Despite a brief flirtation with the Century Media label, the decade-long career of Los Angeles grease punks The Shrine has sailed largely deserted seas. As the line-up has grown, however, so has the power of the band’s sound, with new EP Cruel World (Annihilator Records) adding motorised elements to their sleazy Heavy Rock base. Continue reading
I’ll level with you all now: I’m not the biggest fan of Aussie quartet Mammoth Mammoth and their raucous, ‘Eddie and the Hot Rods with added beef’ style of Punk rock meets Stoner. It’s great in the background of your local rock pub, though, and true to form ‘Life’s A Bitch’, the opening track of third album Volume IV – Hammered Again (Napalm), fair rattles along. The ensuing ‘Lookin’ Down the Barrel’ contains a seedy riff reminiscent of compatriots AC/DC, and while there’s a slower pace than its predecessor it carries high that retro Blues metal feel, oozing a snarling attitude; the full production aiding a sound akin to Jet‘s older, heavier and just as sexually confident brother.
There is a swagger for sure, the crunching riffs and engine grease of ‘Electric Sunshine’ accompanied by thundering drums and a cocksure vocal sneer, occasionally carrying Hetfield-esque intonations. The rolling, driving riff of ‘Fuel Injected’, meanwhile, bumps and grinds along a dirty desert road: gasping, pouring in sweat like the meanest Harley you ever saw, hunting voraciously for his Mrs. Davidson. The savage power of ‘Black Dog’, its rapidly chopping yet groove-ridden riff imbued with a lead solo, possesses a gravelly intoned yet heartfelt vocal – which comes as something of a shock.
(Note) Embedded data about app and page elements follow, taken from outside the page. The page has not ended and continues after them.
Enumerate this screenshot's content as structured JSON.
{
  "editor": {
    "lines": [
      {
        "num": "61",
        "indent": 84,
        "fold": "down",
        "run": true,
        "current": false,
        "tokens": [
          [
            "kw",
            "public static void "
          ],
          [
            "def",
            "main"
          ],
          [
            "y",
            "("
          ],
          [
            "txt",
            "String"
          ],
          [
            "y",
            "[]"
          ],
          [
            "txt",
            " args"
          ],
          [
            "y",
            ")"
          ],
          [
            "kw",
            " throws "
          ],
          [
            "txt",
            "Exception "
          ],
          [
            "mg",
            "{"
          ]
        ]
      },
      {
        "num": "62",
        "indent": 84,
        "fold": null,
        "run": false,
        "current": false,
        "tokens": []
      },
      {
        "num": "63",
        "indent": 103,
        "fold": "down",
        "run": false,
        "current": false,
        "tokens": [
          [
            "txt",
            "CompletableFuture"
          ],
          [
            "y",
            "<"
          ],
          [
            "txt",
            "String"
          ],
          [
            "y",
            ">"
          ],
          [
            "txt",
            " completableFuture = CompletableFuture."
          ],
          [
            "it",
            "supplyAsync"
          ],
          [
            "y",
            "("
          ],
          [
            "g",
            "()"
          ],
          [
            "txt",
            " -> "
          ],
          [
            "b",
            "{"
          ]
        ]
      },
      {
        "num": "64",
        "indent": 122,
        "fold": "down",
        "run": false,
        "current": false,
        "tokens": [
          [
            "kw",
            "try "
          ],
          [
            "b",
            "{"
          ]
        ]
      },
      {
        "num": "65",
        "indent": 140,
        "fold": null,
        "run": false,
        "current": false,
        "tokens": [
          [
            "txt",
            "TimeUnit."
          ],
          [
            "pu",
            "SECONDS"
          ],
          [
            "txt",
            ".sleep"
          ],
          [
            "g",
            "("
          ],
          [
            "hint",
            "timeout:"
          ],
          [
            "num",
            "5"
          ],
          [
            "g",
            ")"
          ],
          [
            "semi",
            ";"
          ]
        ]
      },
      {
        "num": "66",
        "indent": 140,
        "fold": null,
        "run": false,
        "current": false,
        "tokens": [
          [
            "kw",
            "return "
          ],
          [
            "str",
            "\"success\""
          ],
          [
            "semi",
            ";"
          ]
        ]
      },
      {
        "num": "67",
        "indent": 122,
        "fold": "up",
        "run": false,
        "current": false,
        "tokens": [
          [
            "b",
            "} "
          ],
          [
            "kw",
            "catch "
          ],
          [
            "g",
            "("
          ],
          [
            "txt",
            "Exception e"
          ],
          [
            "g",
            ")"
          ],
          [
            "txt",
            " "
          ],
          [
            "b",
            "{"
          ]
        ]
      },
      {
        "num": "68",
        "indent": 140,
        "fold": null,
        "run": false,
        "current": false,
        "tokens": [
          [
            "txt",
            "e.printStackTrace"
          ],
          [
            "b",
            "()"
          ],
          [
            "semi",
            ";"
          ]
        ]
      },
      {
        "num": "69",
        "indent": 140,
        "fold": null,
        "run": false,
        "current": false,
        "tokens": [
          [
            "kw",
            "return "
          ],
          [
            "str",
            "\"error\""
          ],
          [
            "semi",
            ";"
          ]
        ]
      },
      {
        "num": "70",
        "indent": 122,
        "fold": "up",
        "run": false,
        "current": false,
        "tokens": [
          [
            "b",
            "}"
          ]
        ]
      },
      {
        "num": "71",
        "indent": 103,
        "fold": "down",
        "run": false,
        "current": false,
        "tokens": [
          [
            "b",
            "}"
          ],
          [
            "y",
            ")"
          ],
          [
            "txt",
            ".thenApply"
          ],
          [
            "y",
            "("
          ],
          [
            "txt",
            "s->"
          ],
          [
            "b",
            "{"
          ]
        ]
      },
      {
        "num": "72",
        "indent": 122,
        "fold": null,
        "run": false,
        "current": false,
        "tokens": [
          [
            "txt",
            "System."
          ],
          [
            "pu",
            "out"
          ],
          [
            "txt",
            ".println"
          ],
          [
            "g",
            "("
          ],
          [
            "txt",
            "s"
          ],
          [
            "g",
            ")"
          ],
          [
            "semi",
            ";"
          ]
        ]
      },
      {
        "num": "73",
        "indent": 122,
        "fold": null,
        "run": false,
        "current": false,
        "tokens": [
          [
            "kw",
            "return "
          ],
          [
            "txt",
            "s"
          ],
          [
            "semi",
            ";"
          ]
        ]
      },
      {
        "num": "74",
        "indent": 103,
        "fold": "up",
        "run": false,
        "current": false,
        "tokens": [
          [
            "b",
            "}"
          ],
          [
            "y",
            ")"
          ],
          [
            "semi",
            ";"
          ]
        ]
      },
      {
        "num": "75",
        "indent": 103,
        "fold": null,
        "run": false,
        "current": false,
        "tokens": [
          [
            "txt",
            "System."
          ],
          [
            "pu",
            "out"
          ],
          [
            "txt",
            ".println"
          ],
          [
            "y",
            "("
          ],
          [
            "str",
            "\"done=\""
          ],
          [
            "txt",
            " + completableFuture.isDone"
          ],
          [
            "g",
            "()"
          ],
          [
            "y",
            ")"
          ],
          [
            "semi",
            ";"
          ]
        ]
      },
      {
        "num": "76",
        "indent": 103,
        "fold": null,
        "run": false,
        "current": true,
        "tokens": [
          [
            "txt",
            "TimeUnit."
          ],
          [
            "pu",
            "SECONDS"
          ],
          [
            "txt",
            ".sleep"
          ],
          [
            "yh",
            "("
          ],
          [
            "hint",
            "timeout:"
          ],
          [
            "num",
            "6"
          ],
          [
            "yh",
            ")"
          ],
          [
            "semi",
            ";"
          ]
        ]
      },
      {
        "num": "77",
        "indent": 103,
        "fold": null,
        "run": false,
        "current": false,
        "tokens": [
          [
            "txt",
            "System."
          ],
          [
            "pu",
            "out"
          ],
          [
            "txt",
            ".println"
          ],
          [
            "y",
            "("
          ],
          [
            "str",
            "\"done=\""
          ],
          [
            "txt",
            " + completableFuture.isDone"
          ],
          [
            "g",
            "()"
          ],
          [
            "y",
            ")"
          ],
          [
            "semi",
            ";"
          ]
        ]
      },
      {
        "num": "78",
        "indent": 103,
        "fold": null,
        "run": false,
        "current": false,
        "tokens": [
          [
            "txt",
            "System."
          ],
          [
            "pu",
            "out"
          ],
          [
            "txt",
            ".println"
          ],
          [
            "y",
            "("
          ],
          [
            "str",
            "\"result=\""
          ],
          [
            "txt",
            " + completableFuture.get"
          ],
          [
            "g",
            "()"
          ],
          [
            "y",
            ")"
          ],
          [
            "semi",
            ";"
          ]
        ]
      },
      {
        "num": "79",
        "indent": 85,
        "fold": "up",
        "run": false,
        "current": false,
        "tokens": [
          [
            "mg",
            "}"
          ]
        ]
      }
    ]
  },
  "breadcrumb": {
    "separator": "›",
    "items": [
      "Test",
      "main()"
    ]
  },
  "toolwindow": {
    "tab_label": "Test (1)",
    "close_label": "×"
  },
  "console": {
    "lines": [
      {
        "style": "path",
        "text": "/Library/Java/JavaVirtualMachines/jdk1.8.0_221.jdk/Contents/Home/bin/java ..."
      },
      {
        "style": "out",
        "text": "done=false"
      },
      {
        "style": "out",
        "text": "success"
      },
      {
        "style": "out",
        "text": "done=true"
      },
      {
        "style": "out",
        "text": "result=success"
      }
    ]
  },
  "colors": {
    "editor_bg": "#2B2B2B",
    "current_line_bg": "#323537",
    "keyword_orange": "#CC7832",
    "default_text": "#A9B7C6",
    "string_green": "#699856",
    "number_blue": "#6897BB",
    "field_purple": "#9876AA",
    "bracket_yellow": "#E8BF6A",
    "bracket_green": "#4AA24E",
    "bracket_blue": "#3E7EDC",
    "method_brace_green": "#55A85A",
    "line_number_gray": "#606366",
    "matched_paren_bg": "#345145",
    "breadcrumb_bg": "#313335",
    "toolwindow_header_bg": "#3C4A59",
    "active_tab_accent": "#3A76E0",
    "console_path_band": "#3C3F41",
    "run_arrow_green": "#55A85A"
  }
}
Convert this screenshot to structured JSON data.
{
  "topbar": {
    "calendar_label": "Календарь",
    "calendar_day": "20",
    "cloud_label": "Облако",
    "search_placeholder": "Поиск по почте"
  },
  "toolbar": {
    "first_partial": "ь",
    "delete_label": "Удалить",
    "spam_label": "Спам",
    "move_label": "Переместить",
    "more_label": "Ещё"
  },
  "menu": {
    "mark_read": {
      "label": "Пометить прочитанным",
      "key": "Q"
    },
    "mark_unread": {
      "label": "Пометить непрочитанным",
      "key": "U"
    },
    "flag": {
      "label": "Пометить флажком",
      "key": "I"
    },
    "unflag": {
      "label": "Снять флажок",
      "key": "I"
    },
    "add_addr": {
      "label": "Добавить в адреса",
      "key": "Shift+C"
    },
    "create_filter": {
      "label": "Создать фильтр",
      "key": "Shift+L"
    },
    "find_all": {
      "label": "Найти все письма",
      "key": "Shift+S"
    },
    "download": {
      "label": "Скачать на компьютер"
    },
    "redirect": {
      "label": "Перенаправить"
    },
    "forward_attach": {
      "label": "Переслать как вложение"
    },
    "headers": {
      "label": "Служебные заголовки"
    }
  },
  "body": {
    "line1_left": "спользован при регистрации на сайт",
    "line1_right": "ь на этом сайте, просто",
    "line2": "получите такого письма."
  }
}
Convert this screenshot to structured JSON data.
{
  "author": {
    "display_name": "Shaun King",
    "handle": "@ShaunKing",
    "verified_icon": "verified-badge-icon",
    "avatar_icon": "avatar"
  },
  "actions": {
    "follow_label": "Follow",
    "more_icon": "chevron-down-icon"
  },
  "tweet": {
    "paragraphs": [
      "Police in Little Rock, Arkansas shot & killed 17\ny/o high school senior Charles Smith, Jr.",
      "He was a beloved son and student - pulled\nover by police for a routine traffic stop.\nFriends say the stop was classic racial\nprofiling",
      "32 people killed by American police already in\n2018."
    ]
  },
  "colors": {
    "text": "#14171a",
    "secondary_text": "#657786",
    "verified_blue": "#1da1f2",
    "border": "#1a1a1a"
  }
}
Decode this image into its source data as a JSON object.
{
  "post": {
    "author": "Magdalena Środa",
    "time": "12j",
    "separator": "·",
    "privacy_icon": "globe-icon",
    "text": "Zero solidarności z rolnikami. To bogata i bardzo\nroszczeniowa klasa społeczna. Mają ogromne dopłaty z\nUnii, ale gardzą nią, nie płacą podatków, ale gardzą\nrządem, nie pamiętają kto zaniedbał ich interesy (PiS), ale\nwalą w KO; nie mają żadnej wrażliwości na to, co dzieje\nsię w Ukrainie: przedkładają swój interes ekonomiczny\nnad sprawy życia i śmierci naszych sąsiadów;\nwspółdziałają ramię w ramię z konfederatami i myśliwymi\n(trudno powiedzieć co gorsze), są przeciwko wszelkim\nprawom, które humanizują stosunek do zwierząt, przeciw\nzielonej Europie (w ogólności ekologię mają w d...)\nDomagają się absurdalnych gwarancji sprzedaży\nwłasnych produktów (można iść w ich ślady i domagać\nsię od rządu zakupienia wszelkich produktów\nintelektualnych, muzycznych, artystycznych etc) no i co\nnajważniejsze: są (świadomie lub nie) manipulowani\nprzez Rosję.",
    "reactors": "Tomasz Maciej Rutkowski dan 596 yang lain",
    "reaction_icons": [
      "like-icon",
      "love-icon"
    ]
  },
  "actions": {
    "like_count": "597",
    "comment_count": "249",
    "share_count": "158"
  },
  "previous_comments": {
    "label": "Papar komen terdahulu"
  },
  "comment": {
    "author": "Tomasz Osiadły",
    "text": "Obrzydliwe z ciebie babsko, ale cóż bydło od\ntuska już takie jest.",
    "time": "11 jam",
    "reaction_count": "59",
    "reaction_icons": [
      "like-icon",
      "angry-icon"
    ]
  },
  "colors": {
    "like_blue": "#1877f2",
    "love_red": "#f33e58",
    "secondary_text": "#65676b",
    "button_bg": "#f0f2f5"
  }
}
For all the driving rhythms, fulminating sound and sexy insouciance, the band’s delivery has in the past been missing real feeling, a sense that their creations actually mean something to them. Tracks like ‘…Dog’ express that sense of emotional attachment which allows the listener to really engage, making this album a more complete experience. That sleazy boogie stomp reappears toward the latter end, however, at the expense of all the silly emotional stuff: the dirty leads of ‘Sick (of Being Sick)’ snaking around the dancing, brutal groove.
Indeed, the band’s final attempt at concentrating on wistful meanderings, album closer ‘High as a Kite’, is a clunky and overlong, often prosaic way to end. Maybe it’s just miserable old me: maybe it’s time indeed to let party infect the Low End. Victor Meldrew here, The crimson Avenger, prefers otherwise…